- Problem description -
Repeat each record exactly, skipping the pictures.

# # # # #

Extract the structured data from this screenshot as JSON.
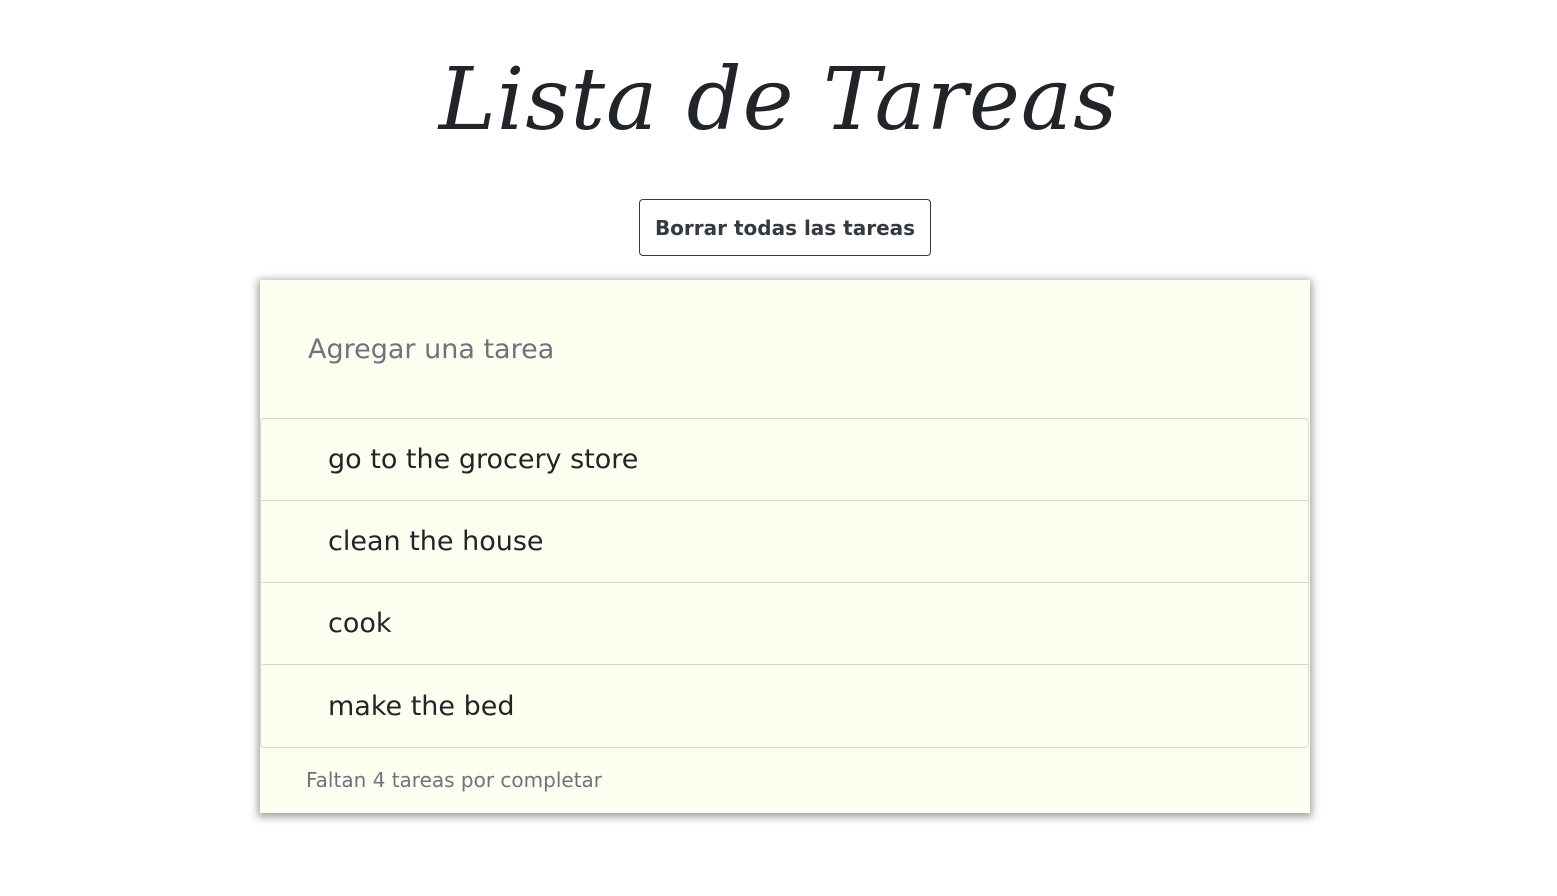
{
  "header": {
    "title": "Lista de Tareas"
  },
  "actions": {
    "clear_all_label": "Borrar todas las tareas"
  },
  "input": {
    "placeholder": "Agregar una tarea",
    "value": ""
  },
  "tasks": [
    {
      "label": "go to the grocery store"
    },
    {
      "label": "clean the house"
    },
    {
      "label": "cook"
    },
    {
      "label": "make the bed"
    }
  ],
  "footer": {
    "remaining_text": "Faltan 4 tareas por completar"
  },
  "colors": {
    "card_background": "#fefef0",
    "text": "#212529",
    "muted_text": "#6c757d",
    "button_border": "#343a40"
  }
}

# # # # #

- Reply -
Extract the structured data from this screenshot as JSON.
{
  "header": {
    "title": "Lista de Tareas"
  },
  "actions": {
    "clear_all_label": "Borrar todas las tareas"
  },
  "input": {
    "placeholder": "Agregar una tarea",
    "value": ""
  },
  "tasks": [
    {
      "label": "go to the grocery store"
    },
    {
      "label": "clean the house"
    },
    {
      "label": "cook"
    },
    {
      "label": "make the bed"
    }
  ],
  "footer": {
    "remaining_text": "Faltan 4 tareas por completar"
  },
  "colors": {
    "card_background": "#fefef0",
    "text": "#212529",
    "muted_text": "#6c757d",
    "button_border": "#343a40"
  }
}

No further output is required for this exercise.